My dog keeps running out the front door!
Does your dog escape out the front door at any given chance? Most owners find this a problem, especially when they have a young puppy or dog they haven't long had in the home.
This is a very easy problem to fix, if you keep practising techniques and are consistent, repetitive and clear with your commands to your dog.
Manage your dog so that first of all they can't access that area of the house easily, again this sounds hard to do, but take some time to think about what your layout is and how you can control the dog from going near the front door. Remember, every time that door is open it is extremely exciting to see whats on the other side of it, and if they do get the chance to get near it, they will run out and you won't catch them!
One way to manage your dog from being able to access that part of the house is to use "chill out" time. "Chill out" is an area you can have your dog a on lead and its bed, toys, treats etc. whereby the dog feels safe and comfortable.
Use the "chill out" area to your advantage every time and put the dog in "chill out" whenever there is something happening where that front door will be open, visitors coming and going, loading and unloading groceries, kids from school etc. manage your dog where they are not in the way, but instead are controlled, happy and easily distracted with their toys, treats or a bone of some kind.
When your dog is in this area, praise him/her and let them know that when they stay in that area they are being a good dog. Praise at the moment the good behaviour is occuring. You will need to practise this technique of "chill out" over and over whilst the front door is opened and closed numerous times. Distract your dog so they look at you and are focused on you rather than what is near our outside the door. This is quite hard to do because like mentioned earlier, the world that is beyond that front door is very exciting to your dog.
With puppies, this will be harder as they are still learning everything new within the "den", your house and so will try and attention seek and whine, which can become frustrating.
Once you have achieved this first step of the technique, then move onto the next step which consists of having your dog on lead, however not actually attached to something in the house. The lead now becomes loose but you are able to grab or step on it if your dog moves away from its "chill out" area when you are practising opening and closing the door in front of them.
Diversion by distraction is a very powerful tool and your dog is rewarded for paying attention to you rather than the front door opening and closing. If your dog does try to run out, you have the chance to step on the lead and catch your dog before they go running off out of the front door.
This second stage might occur a few days after practise of the first stage, your timings will depend on your dog, your commands and corrections to your dog and how strong willed your dog is as well.
Once you have mastered these stages then move on to the dog being off lead completely with the front door opening and closing. Praise your dog heavily when he/she does not want to enquire whats outside or through the front door. This is your first success and having the door open, your dog off lead and your dog not escaping out the door. You are part of the way there!
After this, practise daily, just for a few minutes each time until you feel confident that your dog is listening to you and really understanding its boundaries with the front door area.
Dogs are very good at testing you out though to see if you are always watching and smarter than they are. When you display these qualities you are signing good leadership to your dog and they will respect you.

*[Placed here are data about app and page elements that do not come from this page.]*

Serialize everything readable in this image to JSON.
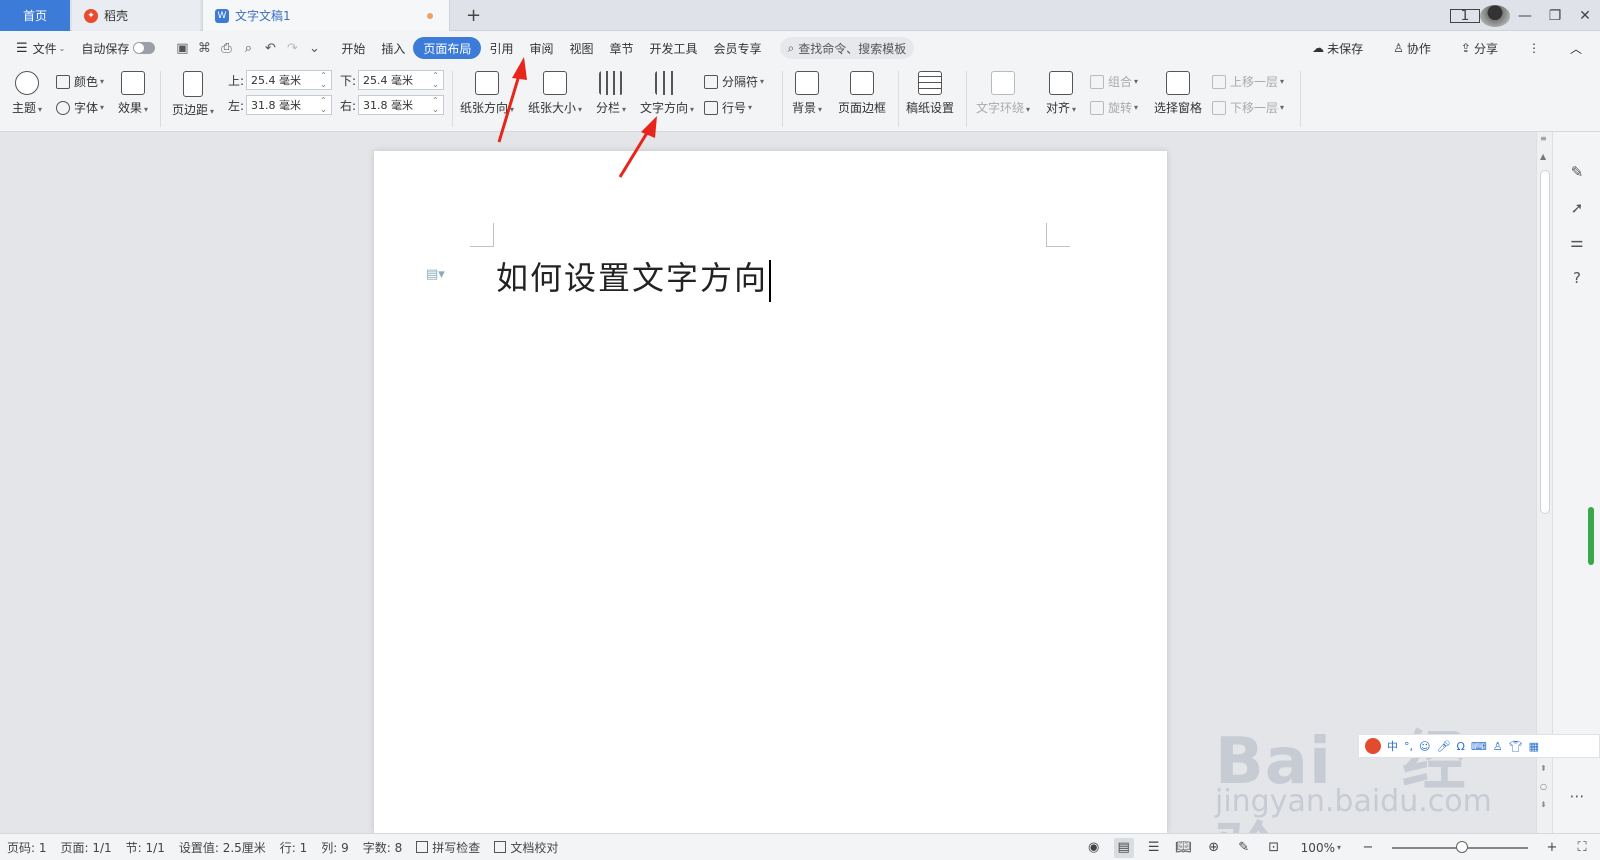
{
  "tabs": {
    "home": "首页",
    "daoke": "稻壳",
    "doc": "文字文稿1",
    "add": "+"
  },
  "window": {
    "page_badge": "1",
    "minimize": "—",
    "restore": "❐",
    "close": "✕"
  },
  "menu": {
    "file": "文件",
    "autosave": "自动保存",
    "items": [
      "开始",
      "插入",
      "页面布局",
      "引用",
      "审阅",
      "视图",
      "章节",
      "开发工具",
      "会员专享"
    ],
    "search_placeholder": "查找命令、搜索模板",
    "unsaved": "未保存",
    "collab": "协作",
    "share": "分享"
  },
  "ribbon": {
    "theme": "主题",
    "color": "颜色",
    "font": "字体",
    "effect": "效果",
    "margins": "页边距",
    "margin_top_label": "上:",
    "margin_top": "25.4 毫米",
    "margin_bottom_label": "下:",
    "margin_bottom": "25.4 毫米",
    "margin_left_label": "左:",
    "margin_left": "31.8 毫米",
    "margin_right_label": "右:",
    "margin_right": "31.8 毫米",
    "orientation": "纸张方向",
    "size": "纸张大小",
    "columns": "分栏",
    "text_direction": "文字方向",
    "breaks": "分隔符",
    "line_numbers": "行号",
    "background": "背景",
    "page_border": "页面边框",
    "paper_setup": "稿纸设置",
    "text_wrap": "文字环绕",
    "align": "对齐",
    "group": "组合",
    "rotate": "旋转",
    "selection_pane": "选择窗格",
    "bring_forward": "上移一层",
    "send_backward": "下移一层"
  },
  "document": {
    "text": "如何设置文字方向"
  },
  "ime": {
    "lang": "中"
  },
  "watermark": {
    "brand": "Bai",
    "brand2": "经验",
    "url": "jingyan.baidu.com"
  },
  "status": {
    "page_num": "页码: 1",
    "pages": "页面: 1/1",
    "section": "节: 1/1",
    "setting": "设置值: 2.5厘米",
    "line": "行: 1",
    "col": "列: 9",
    "words": "字数: 8",
    "spell": "拼写检查",
    "proof": "文档校对",
    "zoom": "100%"
  },
  "colors": {
    "accent": "#3d7bd9",
    "annotation": "#e8251b"
  }
}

If your dog does sneak and get out of that front door, he/she has won and you have to start all over again enforcing that you are in control of their boundaries!
This is such a common problem that most owners have, so just remember to keep practising and teach your dog how much of a good leader you really are!